More times than not these are setup issues that should be addressed early in the design flow. Increasingly, designers are seeing "aborts" due to ever increasingly complex optimizations in synthesis tools. Cadence has methods to reduce or eliminate aborts, however, they sometimes involve changes in synthesis methodologies such as Module-Base Data Path. Obviously this has impacts on the flow so it should be visited early in the design cycle, not just before tapeout.
So, here is my "Top Ten" list for ensuring smooth logic verification.
10) Consider early LEC tool use and debug training. We have several very good online courses at http://trainingondemand.cadence.com. 9) Request a proactive visit by your local AE before the design starts. Perhaps include him(her) in design pre-meetings or a postmortem of the previous design. 8) Start running equivalence checking along with synthesis and simulation to look for problems early on. 7) Request the "Solving Aborts" application note from your local AE. 6) Consider turning off aggressive synthesis optimizations like inverter push and boundary optimization on blocks that easily meet timing. 5) Use the latest version of Conformal LEC. More logic optimizations are supported. 4) Consider using Module-Based Data Path (MDP) flow for Synthesis. 3) Investigate non-equivalences early to see if they are synthesis bugs. 2) Isolate aborted modules and rewrite RTL to reduce complexity where possible.
And the number one way to ensure a smooth tapeout..
1) Conformal EARLY and Conformal OFTEN!
The Solving Aborts application note is now available on Sourcelink.... sourcelink.cadence.com/.../Handling_Aborts_2009_H1.pdf

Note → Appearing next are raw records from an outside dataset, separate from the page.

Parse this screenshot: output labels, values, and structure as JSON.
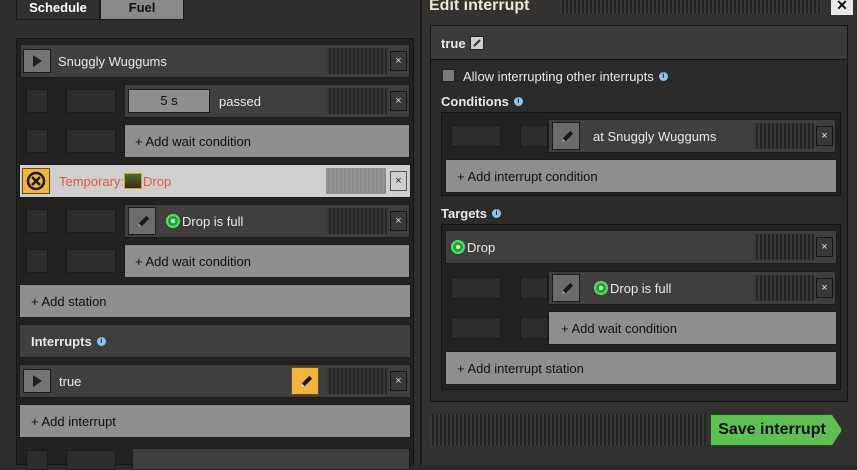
{
  "tabs": {
    "schedule": "Schedule",
    "fuel": "Fuel"
  },
  "schedule": {
    "station1": {
      "name": "Snuggly Wuggums",
      "wait_value": "5 s",
      "wait_label": "passed",
      "add_wait": "+ Add wait condition"
    },
    "temporary": {
      "prefix": "Temporary:",
      "name": "Drop",
      "condition": "Drop is full",
      "add_wait": "+ Add wait condition"
    },
    "add_station": "+ Add station",
    "interrupts_heading": "Interrupts",
    "interrupt_name": "true",
    "add_interrupt": "+ Add interrupt",
    "close_symbol": "×"
  },
  "edit_interrupt": {
    "title": "Edit interrupt",
    "name": "true",
    "allow_label": "Allow interrupting other interrupts",
    "allow_checked": false,
    "conditions_heading": "Conditions",
    "condition_text": "at Snuggly Wuggums",
    "add_interrupt_condition": "+ Add interrupt condition",
    "targets_heading": "Targets",
    "target_station": "Drop",
    "target_condition": "Drop is full",
    "add_wait": "+ Add wait condition",
    "add_interrupt_station": "+ Add interrupt station",
    "save": "Save interrupt",
    "close_symbol": "✕"
  },
  "colors": {
    "temporary_text": "#e05a4a",
    "save_green": "#5ec052",
    "accent_orange": "#f1b43c"
  }
}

Agreed. For my customers, I'm proud to say that most of them today are doing equivalency checking earlier in the process. Even better, I'm working with some companies now on their equivalency checking before the project starts, because they care about their methodologies. One of my customers has built a really tight LEC process, really impressive how thorough he's been in making sure he's covered every step of the way, and no holes.